He emphasized that there’s a misconception about brick workouts that “they should be structured to incorporate a very long run right off the bike to simulate what you will need to do in your Ironman, but that is not the case!”
He said: “The endurance you need to have a great marathon at the end of an Ironman is built both through your long weekly run workouts as well as doing some over-distance work on your long rides. Getting off the bike and running for two hours is a demand on the body that in my opinion is counterproductive. Save that type of effort for race day!”
This week’s workout doesn’t need to be really fast or hard, Allen said. “It can be relatively steady and aerobic in effort,” he added. When it comes to Rate of Perceived Exertion (RPE), think of this as a RPE 6 out of 10 ride.
“Once the ride is done, quickly put on your running gear and head out for a run that is anywhere from about 20 minutes up to a maximum of 50 to 60 minutes. Even running 20 minutes off the bike trains your body to make that muscular transition as well as signaling to your body that the end of the ride is not the end of the day!”

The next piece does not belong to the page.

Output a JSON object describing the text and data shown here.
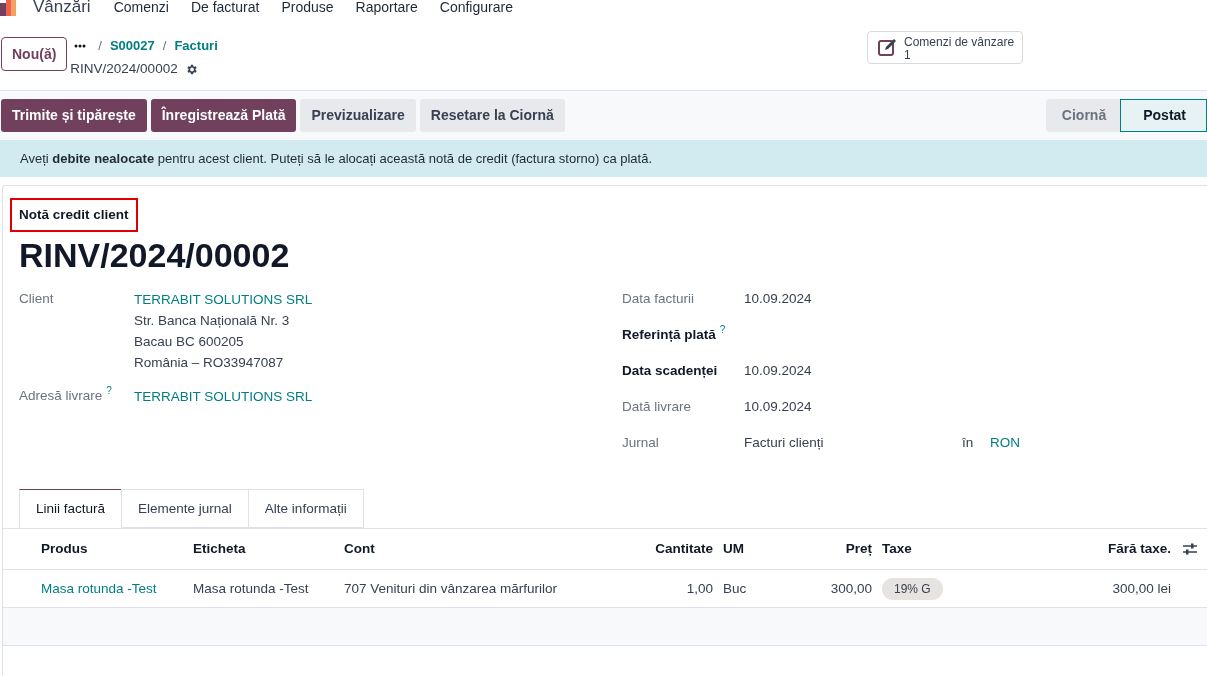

Allen’s top tip for nailing this session is to hydrate and fuel well towards the end of the ride. “Certainly get something to drink and also take in some sports drink or a gel as you transition from cycling to running.”
Sign-up for Hawaii From Home here.
If you’re looking for more guidance as you prepare for the 140.6-mile, seven-day challenge, be sure to check out our Six Weeks to Get Race Ready training plan and our printable training plans for Triathlete and Outside+ members. Outside+ members also get access to hundreds of personalized training programs on Today’s Plan. Not an Outside+ member yet? Become one today.
Mark Allen’s Hawaii From Home Workout: Week 2
Bike: 50 miles
This should be a steady, moderate aerobic effort, RPE 6/10
Run: 20-50 min. – let your own fitness and experience be the guide here on run duration
As with the ride, this should not be a hard or fast effort, RPE 6-7/10